The Ultimate Guide To Understanding Fitness...

I know there's a ton of information out there on the Google, as I call it. 

We get questions every day that starts with...

I read X on the internet, what do you think about it?

First off, I'm glad they trust enough to ask us our opinion, so keep the questions coming. 

However, with all the noise on the internet, I wanted to help you understand fitness, from a broad perspective and remembering one of my favorite principles. 

KISS

Keep It Simple Stupid. 

Here are the 5 components of fitness that we feel everyone should have, and for the sake of simplicity I'll leave out nutrition and mindset, which we are firm believers they are just as important, if not more important to the big picture. 

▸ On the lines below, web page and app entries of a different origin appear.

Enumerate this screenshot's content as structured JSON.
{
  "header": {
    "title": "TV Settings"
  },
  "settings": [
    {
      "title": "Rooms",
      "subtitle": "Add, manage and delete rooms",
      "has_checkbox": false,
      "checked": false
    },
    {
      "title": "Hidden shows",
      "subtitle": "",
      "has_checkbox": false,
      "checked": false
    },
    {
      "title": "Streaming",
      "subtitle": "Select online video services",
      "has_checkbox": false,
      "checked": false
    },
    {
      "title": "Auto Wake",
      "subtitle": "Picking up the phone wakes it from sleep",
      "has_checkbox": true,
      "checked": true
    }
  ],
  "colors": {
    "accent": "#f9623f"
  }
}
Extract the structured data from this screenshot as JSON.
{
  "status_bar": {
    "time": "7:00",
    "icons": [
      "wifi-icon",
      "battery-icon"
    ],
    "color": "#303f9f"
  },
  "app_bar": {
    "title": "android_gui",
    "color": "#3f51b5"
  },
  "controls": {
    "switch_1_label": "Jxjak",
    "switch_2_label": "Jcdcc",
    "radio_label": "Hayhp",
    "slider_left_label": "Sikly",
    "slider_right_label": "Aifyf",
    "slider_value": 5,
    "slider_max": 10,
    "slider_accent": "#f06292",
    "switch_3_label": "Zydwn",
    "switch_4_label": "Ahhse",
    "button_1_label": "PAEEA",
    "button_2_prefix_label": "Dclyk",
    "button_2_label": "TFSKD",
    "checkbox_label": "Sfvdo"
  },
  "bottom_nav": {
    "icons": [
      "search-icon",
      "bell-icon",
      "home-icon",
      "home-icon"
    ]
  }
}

1. Goals & Screen

This is where it all starts. 

I don't care if you want to do Zumba, Weightlifting, or Belly Dancing, it starts here. 

You need to know your goals (what you're trying to accomplish) and how you move. 

What are your injuries?

Why does your knee hurt when you go upstairs?

Does your back hurt?

We put every new client through what we call a Success Session. 

It's used to learn about them, but it's also used for us as a screen. 

For example, at least half of you reading this should not be pressing anything over your head. 

You don't have the mobility to get it there without using the back. 

Yet a newbie isn't going to know that, they're going to take some random class and get hurt. 

Then come see us :)

A screen is important so you know what you can do, can't do, strengths, weaknesses, etc. 

From there...

2. RAMP

That's our acronym for a warm-up. 

It doesn't matter what you're doing, running, interval training, or squats, you have to warm up. 

And no, walking on a treadmill is not a warm-up. 

R stands for range of motion. 

Picking a few movements that work the joints through the complete range of motion. 

A stands for Activation. 

Picking a few movements that activate or prime the muscles

MP stands for Movement Prep.

Doing some "practice" reps of movements that you're about to do in the workout. 

3. Strength & Power

Again, It doesn't matter what you're doing, we firmly believe everyone should have a strength component to their routine. 

When I say strength I don't mean big and bulky muscles, I mean the strength to get up off the ground if you fall,  or carrying in the dog food from the car. 

Here's the thing though...

If under good coaching, you can't be afraid of picking up more then those 5lb dumbbells. 

Think about. 

How much does your kid weigh?

How much does your suitcase weigh?

Everything in life we have to be "functionally strong" at weighs as a lot more than 5lbs, yet we're still afraid to lift heavy. 

Power is putting some speed on that strength. 

As we age we lose our power, the ability to generate force.

However, we can enhance that by adding power to our routine with things like medicine balls slams or small jumps. 

4. Metabolic

This is what most to as "cardio."

For us, this is anything over a minute or so. 

It could be a short duration movement like a sprint or pushing a sled, or it could a be a longer duration event like a 5k run. 

Which one of those is based upon your goals and ability, but the premise is very similar. 

Your heart is a muscle, and just like your biceps, you need to work it. 

A lot of people think we don't do cardio. 

That's simply not the case, just ask our clients. 

You just won't find rows and rows of cardio equipment because we think that's boring :)

5. Recovery/Stretching

This is where things like flexibility, massage, and yoga come into play. 

No, your muscles can't get longer, so if anyone tells you that slap them in the face, it's physically impossible. 

However, your muscles do need recovery work and light stretching. 

So there you have it. 

The 5 basic categories of fitness. 

So how does it all fit in?

If you have 3 or fewer days I would put it all together each day. 

  • 5 Minute RAMp
  • 20 Minutes Strength & Power
  • 20 Minutes Metabolic
  • 5 Minutes Recovery

If you are working out 4 or more days a week it's probably worth breaking up with a RAMP in the beginning of each one. 

Monday: Strength & Power

Tuesday: Metabolic

Wednesday: Strength & Power

Thursday: Metabolic

Friday: Strength & Power

Saturday: Recovery

Sunday: OFF

Remember, keep it simple. 

This is still overwhelming for some, and that's okay. 

I would probably get overwhelmed at what you do for work :)

1% Better.

Dedicated to Your Success,

Doug Spurling